Requirement >> Wherever the word "extra" appears in the entries, copy the whole line.

── Record excerpts

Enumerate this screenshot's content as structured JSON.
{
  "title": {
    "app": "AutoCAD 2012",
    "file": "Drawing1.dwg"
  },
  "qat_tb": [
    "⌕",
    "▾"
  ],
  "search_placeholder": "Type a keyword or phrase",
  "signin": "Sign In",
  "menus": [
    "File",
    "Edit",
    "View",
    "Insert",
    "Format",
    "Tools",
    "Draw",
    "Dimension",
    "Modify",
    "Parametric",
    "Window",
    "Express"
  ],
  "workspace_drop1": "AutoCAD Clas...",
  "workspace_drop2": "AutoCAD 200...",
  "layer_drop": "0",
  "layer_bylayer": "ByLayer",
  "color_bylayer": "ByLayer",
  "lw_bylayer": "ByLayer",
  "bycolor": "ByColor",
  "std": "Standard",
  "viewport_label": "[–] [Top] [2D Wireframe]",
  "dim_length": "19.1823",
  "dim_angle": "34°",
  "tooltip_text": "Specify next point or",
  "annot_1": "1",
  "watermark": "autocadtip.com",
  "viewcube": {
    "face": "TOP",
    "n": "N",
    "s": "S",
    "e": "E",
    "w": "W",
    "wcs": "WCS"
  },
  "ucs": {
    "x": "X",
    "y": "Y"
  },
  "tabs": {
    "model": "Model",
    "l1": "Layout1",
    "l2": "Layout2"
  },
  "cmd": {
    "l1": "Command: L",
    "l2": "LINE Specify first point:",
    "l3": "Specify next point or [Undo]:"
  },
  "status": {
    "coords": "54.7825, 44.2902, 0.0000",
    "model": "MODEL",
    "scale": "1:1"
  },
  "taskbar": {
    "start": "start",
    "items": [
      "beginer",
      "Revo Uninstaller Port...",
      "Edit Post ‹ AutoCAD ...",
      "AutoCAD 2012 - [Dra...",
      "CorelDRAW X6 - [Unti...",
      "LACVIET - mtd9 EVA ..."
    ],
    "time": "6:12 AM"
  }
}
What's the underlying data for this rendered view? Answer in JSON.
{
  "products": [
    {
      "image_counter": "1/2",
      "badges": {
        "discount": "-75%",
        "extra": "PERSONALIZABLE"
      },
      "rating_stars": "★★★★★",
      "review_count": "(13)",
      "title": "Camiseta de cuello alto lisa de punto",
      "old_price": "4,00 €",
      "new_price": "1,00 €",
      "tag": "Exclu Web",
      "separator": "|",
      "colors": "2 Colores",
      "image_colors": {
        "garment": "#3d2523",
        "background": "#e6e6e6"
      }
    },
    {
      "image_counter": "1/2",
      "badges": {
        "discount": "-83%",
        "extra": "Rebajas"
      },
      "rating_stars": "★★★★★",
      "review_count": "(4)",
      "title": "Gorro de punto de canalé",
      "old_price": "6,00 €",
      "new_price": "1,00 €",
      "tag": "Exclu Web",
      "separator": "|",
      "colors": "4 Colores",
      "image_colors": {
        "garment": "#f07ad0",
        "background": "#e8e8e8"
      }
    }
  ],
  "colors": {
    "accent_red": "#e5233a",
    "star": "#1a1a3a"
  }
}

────

Solution to the problem >>
        "extra": "PERSONALIZABLE"
        "extra": "Rebajas"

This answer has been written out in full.